4.2. Scenario 2

The second scenario presented a situation where the OFA consisting of three modules performed path control to combine with the other arrays in a strong disturbance environment. The attitude controller of the inner loop was generally classified according to whether the neural network was applied.

The outer loop for the path control adopted the PID controller. The disturbance was also assumed to be a uniform wind of 1.5 m/s along the -axis of the body-fixed coordinate. As a result, the path control was not possible when the NN was not considered, as shown in Figure 12.

However, when the neural network controller is applied, it is observed that the position command is slightly slower but follows normally. Figure 13 shows the changes in the attitude of the UAV when the path control is normally performed in Figure 12. Through this result, it is confirmed that the attitude control system applying the neural network guarantees stability of the UAV in a strong disturbance environment. Figures 14 and 15 represent the control inputs when the neural network controller is applied. The oscillation of the elevator control surface in Figure 15 is caused to control the pitch angle in order to secure stability of the UAV and to follow the -axis position command under the strong disturbance. This oscillation is caused by the changes in the cross-sectional force component, induced velocity, and -axis translational velocity depending on the RPM, as shown in (18). This implies that the simulation results presented in this paper are under marginally stable conditions in which the ducted-fan UAV can operate.

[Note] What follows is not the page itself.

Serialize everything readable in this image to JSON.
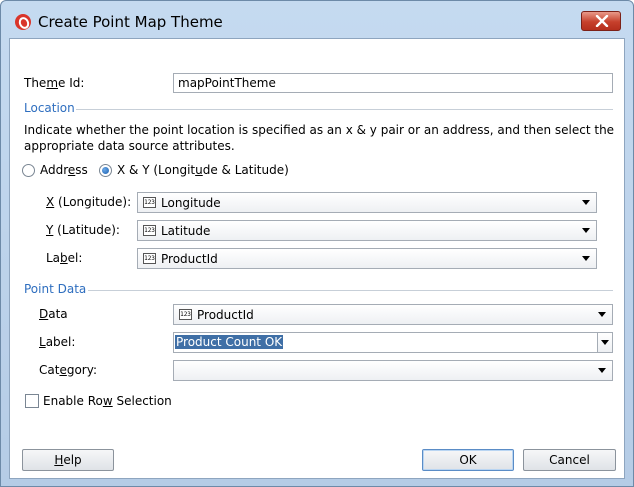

Since harsh disturbance is injected from the beginning of the simulation, such oscillation may be observed until the weights between the neural network layers are adjusted with sufficient samples of the system inputs/outputs. Furthermore, we considered the HS-5070MH servo motor as the control surface actuator that can deflect 60 deg for 0.12 sec at no load condition. Even if the full actuator performance cannot be guaranteed due to the aerodynamic load to the servo during the flight, there is still a sufficient margin to accommodate the maximum angular velocity (200 deg/s) observed in the simulation results. Figure 16 presents the weight update value of the neural network. The weight update value was confirmed to converge to a constant value after the position control is normally performed.

5. Conclusion

This study presented a concept of the organic flight array that can simultaneously perform various missions with a single ducted-fan vehicle through the assembling, separation, and cooperation modes. First, this study proposed a dynamic model for a single ducted-fan vehicle and defined the OFA dynamic model of the affine form, which is specified by the number of assembling modules. A control system was designed based on this through a dynamic model inversion and a PD controller. The adaptive controller based on the radial basis function neural network was also designed for the control system that can avoid model uncertainty or disturbance. Subsequently, the integrated simulation environment was constructed to verify the controller performance. The simulation results confirmed that the control performance was improved when the adaptive controller using the radial basis function neural network was considered in the case of model uncertainty or disturbance. Consequently, the control stability can be guaranteed when the neural network is used as an adaptive controller in a situation where the model uncertainty is large or the disturbance is strong.

Conflicts of Interest

The authors declare that they have no conflicts of interest.


This work is partly supported by the research project (no. 10062497) funded by the Ministry of Trade, Industry & Energy, Korean Government.